__Your instructions__. The entries follow. Please return all of them exactly.
______________________________
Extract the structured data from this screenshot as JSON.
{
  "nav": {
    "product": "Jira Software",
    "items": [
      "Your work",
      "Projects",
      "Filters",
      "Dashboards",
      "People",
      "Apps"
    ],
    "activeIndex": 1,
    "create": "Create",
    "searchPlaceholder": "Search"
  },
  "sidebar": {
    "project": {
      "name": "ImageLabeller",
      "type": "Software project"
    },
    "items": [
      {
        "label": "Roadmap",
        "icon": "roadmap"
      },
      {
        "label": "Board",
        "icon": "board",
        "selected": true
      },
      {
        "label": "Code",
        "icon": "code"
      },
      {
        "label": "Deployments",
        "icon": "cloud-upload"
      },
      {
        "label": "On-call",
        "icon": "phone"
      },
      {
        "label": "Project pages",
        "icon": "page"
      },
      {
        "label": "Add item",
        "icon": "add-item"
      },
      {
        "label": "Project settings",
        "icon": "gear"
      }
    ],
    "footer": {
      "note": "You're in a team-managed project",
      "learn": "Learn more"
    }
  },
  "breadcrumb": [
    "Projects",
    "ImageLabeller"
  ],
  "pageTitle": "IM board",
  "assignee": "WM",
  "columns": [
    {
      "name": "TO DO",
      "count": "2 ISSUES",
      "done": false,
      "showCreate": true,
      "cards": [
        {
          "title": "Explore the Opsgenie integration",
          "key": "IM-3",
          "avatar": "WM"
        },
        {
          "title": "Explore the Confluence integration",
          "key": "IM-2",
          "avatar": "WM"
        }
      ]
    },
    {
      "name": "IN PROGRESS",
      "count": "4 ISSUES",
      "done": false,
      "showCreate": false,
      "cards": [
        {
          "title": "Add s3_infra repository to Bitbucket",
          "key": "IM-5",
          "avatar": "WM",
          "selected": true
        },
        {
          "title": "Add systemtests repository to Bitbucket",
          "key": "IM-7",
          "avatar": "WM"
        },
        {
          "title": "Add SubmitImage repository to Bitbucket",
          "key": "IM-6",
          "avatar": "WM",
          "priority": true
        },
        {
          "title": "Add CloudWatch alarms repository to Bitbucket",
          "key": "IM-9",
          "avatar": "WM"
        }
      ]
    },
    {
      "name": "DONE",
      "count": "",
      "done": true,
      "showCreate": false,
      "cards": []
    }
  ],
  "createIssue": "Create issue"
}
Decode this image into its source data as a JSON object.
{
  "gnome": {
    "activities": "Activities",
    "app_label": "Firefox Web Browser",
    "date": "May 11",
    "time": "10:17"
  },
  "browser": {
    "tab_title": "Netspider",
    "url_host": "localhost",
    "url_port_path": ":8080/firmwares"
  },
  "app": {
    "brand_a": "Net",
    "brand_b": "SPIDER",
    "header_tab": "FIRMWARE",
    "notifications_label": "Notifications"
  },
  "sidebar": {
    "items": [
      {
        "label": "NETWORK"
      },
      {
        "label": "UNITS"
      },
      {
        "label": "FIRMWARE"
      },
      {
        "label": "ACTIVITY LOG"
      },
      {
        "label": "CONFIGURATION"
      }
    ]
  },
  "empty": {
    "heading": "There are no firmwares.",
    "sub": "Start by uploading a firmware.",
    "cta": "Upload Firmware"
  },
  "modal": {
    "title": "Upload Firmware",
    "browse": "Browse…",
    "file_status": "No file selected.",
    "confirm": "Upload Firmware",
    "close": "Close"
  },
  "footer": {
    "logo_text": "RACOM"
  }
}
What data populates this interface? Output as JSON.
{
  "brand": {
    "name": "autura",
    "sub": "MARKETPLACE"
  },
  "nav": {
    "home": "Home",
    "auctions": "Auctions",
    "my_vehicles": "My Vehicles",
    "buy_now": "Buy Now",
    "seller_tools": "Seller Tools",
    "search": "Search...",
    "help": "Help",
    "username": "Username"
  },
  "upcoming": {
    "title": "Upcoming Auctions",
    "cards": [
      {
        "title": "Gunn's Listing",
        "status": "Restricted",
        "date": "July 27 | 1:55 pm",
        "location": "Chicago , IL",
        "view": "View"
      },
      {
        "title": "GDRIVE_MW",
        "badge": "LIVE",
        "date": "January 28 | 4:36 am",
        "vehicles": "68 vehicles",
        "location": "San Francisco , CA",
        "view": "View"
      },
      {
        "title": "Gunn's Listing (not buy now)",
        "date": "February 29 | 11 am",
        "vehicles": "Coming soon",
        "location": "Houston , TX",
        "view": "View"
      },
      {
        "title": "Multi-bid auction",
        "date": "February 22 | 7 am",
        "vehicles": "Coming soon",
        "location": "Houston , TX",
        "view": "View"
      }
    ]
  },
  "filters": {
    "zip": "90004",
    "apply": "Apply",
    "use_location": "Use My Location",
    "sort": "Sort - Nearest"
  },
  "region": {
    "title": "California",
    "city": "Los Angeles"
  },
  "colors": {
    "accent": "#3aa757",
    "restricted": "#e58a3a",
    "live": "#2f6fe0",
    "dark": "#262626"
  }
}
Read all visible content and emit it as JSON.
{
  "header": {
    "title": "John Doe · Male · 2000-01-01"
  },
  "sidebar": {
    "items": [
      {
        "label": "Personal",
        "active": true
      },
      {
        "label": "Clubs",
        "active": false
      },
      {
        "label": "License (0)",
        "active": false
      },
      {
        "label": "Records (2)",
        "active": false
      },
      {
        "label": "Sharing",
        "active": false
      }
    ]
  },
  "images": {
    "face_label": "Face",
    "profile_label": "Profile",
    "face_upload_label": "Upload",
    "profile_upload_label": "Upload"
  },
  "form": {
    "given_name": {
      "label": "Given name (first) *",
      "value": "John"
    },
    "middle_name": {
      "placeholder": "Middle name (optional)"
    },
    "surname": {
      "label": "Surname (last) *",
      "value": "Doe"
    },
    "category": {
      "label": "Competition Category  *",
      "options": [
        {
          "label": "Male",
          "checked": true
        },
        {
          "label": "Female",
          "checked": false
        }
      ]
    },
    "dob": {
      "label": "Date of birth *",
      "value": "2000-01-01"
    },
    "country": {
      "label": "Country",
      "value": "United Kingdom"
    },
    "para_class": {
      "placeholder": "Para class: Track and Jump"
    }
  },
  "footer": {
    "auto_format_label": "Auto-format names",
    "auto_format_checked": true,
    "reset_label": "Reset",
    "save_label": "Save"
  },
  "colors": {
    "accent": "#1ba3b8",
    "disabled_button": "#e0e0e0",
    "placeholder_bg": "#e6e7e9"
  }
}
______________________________
__Worked solution__.
Extract the structured data from this screenshot as JSON.
{
  "nav": {
    "product": "Jira Software",
    "items": [
      "Your work",
      "Projects",
      "Filters",
      "Dashboards",
      "People",
      "Apps"
    ],
    "activeIndex": 1,
    "create": "Create",
    "searchPlaceholder": "Search"
  },
  "sidebar": {
    "project": {
      "name": "ImageLabeller",
      "type": "Software project"
    },
    "items": [
      {
        "label": "Roadmap",
        "icon": "roadmap"
      },
      {
        "label": "Board",
        "icon": "board",
        "selected": true
      },
      {
        "label": "Code",
        "icon": "code"
      },
      {
        "label": "Deployments",
        "icon": "cloud-upload"
      },
      {
        "label": "On-call",
        "icon": "phone"
      },
      {
        "label": "Project pages",
        "icon": "page"
      },
      {
        "label": "Add item",
        "icon": "add-item"
      },
      {
        "label": "Project settings",
        "icon": "gear"
      }
    ],
    "footer": {
      "note": "You're in a team-managed project",
      "learn": "Learn more"
    }
  },
  "breadcrumb": [
    "Projects",
    "ImageLabeller"
  ],
  "pageTitle": "IM board",
  "assignee": "WM",
  "columns": [
    {
      "name": "TO DO",
      "count": "2 ISSUES",
      "done": false,
      "showCreate": true,
      "cards": [
        {
          "title": "Explore the Opsgenie integration",
          "key": "IM-3",
          "avatar": "WM"
        },
        {
          "title": "Explore the Confluence integration",
          "key": "IM-2",
          "avatar": "WM"
        }
      ]
    },
    {
      "name": "IN PROGRESS",
      "count": "4 ISSUES",
      "done": false,
      "showCreate": false,
      "cards": [
        {
          "title": "Add s3_infra repository to Bitbucket",
          "key": "IM-5",
          "avatar": "WM",
          "selected": true
        },
        {
          "title": "Add systemtests repository to Bitbucket",
          "key": "IM-7",
          "avatar": "WM"
        },
        {
          "title": "Add SubmitImage repository to Bitbucket",
          "key": "IM-6",
          "avatar": "WM",
          "priority": true
        },
        {
          "title": "Add CloudWatch alarms repository to Bitbucket",
          "key": "IM-9",
          "avatar": "WM"
        }
      ]
    },
    {
      "name": "DONE",
      "count": "",
      "done": true,
      "showCreate": false,
      "cards": []
    }
  ],
  "createIssue": "Create issue"
}
Decode this image into its source data as a JSON object.
{
  "gnome": {
    "activities": "Activities",
    "app_label": "Firefox Web Browser",
    "date": "May 11",
    "time": "10:17"
  },
  "browser": {
    "tab_title": "Netspider",
    "url_host": "localhost",
    "url_port_path": ":8080/firmwares"
  },
  "app": {
    "brand_a": "Net",
    "brand_b": "SPIDER",
    "header_tab": "FIRMWARE",
    "notifications_label": "Notifications"
  },
  "sidebar": {
    "items": [
      {
        "label": "NETWORK"
      },
      {
        "label": "UNITS"
      },
      {
        "label": "FIRMWARE"
      },
      {
        "label": "ACTIVITY LOG"
      },
      {
        "label": "CONFIGURATION"
      }
    ]
  },
  "empty": {
    "heading": "There are no firmwares.",
    "sub": "Start by uploading a firmware.",
    "cta": "Upload Firmware"
  },
  "modal": {
    "title": "Upload Firmware",
    "browse": "Browse…",
    "file_status": "No file selected.",
    "confirm": "Upload Firmware",
    "close": "Close"
  },
  "footer": {
    "logo_text": "RACOM"
  }
}
What data populates this interface? Output as JSON.
{
  "brand": {
    "name": "autura",
    "sub": "MARKETPLACE"
  },
  "nav": {
    "home": "Home",
    "auctions": "Auctions",
    "my_vehicles": "My Vehicles",
    "buy_now": "Buy Now",
    "seller_tools": "Seller Tools",
    "search": "Search...",
    "help": "Help",
    "username": "Username"
  },
  "upcoming": {
    "title": "Upcoming Auctions",
    "cards": [
      {
        "title": "Gunn's Listing",
        "status": "Restricted",
        "date": "July 27 | 1:55 pm",
        "location": "Chicago , IL",
        "view": "View"
      },
      {
        "title": "GDRIVE_MW",
        "badge": "LIVE",
        "date": "January 28 | 4:36 am",
        "vehicles": "68 vehicles",
        "location": "San Francisco , CA",
        "view": "View"
      },
      {
        "title": "Gunn's Listing (not buy now)",
        "date": "February 29 | 11 am",
        "vehicles": "Coming soon",
        "location": "Houston , TX",
        "view": "View"
      },
      {
        "title": "Multi-bid auction",
        "date": "February 22 | 7 am",
        "vehicles": "Coming soon",
        "location": "Houston , TX",
        "view": "View"
      }
    ]
  },
  "filters": {
    "zip": "90004",
    "apply": "Apply",
    "use_location": "Use My Location",
    "sort": "Sort - Nearest"
  },
  "region": {
    "title": "California",
    "city": "Los Angeles"
  },
  "colors": {
    "accent": "#3aa757",
    "restricted": "#e58a3a",
    "live": "#2f6fe0",
    "dark": "#262626"
  }
}
Read all visible content and emit it as JSON.
{
  "header": {
    "title": "John Doe · Male · 2000-01-01"
  },
  "sidebar": {
    "items": [
      {
        "label": "Personal",
        "active": true
      },
      {
        "label": "Clubs",
        "active": false
      },
      {
        "label": "License (0)",
        "active": false
      },
      {
        "label": "Records (2)",
        "active": false
      },
      {
        "label": "Sharing",
        "active": false
      }
    ]
  },
  "images": {
    "face_label": "Face",
    "profile_label": "Profile",
    "face_upload_label": "Upload",
    "profile_upload_label": "Upload"
  },
  "form": {
    "given_name": {
      "label": "Given name (first) *",
      "value": "John"
    },
    "middle_name": {
      "placeholder": "Middle name (optional)"
    },
    "surname": {
      "label": "Surname (last) *",
      "value": "Doe"
    },
    "category": {
      "label": "Competition Category  *",
      "options": [
        {
          "label": "Male",
          "checked": true
        },
        {
          "label": "Female",
          "checked": false
        }
      ]
    },
    "dob": {
      "label": "Date of birth *",
      "value": "2000-01-01"
    },
    "country": {
      "label": "Country",
      "value": "United Kingdom"
    },
    "para_class": {
      "placeholder": "Para class: Track and Jump"
    }
  },
  "footer": {
    "auto_format_label": "Auto-format names",
    "auto_format_checked": true,
    "reset_label": "Reset",
    "save_label": "Save"
  },
  "colors": {
    "accent": "#1ba3b8",
    "disabled_button": "#e0e0e0",
    "placeholder_bg": "#e6e7e9"
  }
}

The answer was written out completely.